This Bordeaux Red is a blend of Cabernet Sauvignon and Merlot. Couldn’t find the exact percentage, but I’m going to guess heavier on the Merlot than the Cab because of the nose and flavor profile. It’s a very inexpensive wine, so don’t let’s expect the Halleluja Chorus to start playing in our heads (or from our taste buds) when we take a sip.
Winemaker: Château Poyanne
Wine: Grand Vin de Bordeaux Cuvée Prestige
Varietal: Red Blend
Appellation: Bordeaux, France
Price: $5.99 at Trader Joe’s
Notes: The Château Poyanne is purplish in color with a bouquet that smells of candied plum with hints of turpentine and fennel. It was medium bodied and had bracing acidity. Tannins were medium, and alcohol was at 13%. For me it was a simple flavor profile of plum and pepper. I think it would be OK with say … a turkey burger or something along those lines.
As you may have noted, I’ve been on a bit of a Zinfandel bender of late. So without further ado ….
Wine: California Classics Lodi Zinfandel
Appellation: Lodi, CA
Price: $8.49 at Trader Joe’s

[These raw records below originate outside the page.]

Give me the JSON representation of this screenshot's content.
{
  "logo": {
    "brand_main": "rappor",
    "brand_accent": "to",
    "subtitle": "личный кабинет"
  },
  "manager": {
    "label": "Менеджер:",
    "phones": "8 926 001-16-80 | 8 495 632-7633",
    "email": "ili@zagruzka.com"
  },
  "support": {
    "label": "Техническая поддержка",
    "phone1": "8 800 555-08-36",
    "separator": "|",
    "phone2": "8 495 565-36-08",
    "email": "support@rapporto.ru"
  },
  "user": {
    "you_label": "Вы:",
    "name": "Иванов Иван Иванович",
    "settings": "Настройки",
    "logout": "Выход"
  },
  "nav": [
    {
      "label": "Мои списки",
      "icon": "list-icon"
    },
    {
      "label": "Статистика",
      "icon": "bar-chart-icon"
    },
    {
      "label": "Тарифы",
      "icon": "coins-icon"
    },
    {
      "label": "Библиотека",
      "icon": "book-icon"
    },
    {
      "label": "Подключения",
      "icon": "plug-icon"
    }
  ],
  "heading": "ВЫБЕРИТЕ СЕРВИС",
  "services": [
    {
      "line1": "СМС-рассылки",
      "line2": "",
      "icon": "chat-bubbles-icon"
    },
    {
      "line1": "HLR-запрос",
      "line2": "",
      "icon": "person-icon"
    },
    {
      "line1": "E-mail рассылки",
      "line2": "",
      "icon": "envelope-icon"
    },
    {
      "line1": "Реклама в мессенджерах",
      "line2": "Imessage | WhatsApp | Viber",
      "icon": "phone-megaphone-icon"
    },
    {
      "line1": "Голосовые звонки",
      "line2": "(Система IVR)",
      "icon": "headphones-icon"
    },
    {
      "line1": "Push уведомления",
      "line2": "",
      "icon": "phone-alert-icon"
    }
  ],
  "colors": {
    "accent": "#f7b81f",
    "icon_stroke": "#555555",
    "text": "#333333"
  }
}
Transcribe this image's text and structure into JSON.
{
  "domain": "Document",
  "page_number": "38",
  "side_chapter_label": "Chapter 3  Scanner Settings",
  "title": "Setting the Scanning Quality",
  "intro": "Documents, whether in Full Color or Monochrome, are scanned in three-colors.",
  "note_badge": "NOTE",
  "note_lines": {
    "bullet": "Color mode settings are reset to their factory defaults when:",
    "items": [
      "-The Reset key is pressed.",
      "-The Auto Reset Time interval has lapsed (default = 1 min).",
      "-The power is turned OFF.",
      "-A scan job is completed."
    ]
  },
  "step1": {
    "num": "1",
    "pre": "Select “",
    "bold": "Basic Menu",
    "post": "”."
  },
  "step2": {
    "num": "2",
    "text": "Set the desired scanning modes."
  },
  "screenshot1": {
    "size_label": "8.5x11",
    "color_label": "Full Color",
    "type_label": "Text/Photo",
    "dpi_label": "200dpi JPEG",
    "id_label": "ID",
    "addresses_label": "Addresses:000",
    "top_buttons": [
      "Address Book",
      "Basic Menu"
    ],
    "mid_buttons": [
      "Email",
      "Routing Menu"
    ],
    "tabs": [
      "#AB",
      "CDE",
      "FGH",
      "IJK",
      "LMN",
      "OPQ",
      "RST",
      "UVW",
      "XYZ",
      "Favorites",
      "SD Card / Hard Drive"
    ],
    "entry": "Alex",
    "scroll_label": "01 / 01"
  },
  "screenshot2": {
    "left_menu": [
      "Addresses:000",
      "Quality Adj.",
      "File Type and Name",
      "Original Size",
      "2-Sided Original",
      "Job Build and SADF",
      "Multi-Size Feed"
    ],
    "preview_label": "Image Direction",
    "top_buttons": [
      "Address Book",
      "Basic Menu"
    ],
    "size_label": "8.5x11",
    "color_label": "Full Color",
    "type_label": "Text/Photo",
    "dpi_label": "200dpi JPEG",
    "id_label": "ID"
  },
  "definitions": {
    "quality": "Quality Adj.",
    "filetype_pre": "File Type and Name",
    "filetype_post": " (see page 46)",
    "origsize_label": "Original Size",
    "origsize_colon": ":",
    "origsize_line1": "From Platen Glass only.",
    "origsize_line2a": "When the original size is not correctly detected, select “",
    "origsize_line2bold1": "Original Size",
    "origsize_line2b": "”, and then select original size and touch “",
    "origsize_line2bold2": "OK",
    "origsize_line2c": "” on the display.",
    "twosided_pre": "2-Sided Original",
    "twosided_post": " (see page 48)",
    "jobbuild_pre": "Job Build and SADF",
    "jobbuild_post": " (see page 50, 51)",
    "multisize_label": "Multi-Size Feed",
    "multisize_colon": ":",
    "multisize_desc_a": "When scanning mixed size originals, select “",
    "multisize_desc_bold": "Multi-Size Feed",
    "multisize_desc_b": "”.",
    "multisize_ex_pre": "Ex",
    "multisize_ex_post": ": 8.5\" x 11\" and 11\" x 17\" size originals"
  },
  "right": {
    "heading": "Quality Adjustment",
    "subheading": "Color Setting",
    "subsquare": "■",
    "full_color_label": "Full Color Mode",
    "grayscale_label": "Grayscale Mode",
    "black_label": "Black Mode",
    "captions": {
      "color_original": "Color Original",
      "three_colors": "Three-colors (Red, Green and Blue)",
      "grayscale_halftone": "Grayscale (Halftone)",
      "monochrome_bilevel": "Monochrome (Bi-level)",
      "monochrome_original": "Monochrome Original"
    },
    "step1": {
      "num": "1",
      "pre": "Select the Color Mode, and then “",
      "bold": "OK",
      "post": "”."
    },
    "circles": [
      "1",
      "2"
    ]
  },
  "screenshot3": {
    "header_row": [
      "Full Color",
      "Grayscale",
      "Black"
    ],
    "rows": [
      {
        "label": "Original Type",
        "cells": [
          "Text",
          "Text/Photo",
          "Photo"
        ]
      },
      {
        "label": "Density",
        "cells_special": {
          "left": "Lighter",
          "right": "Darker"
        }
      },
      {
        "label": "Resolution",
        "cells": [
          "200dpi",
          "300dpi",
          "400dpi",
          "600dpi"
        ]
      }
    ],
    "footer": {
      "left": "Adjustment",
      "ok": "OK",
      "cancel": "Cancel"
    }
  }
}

Notes: A very dark red, this Cline Zin smelled of berries, moss and rubber. It had good acidity, heft on the palate was on the light side of medium, and alcohol was at 14%. Flavor-wise, I tasted blackberry, currant, oak, some eucalyptus and a touch of pepper. Not bad at all!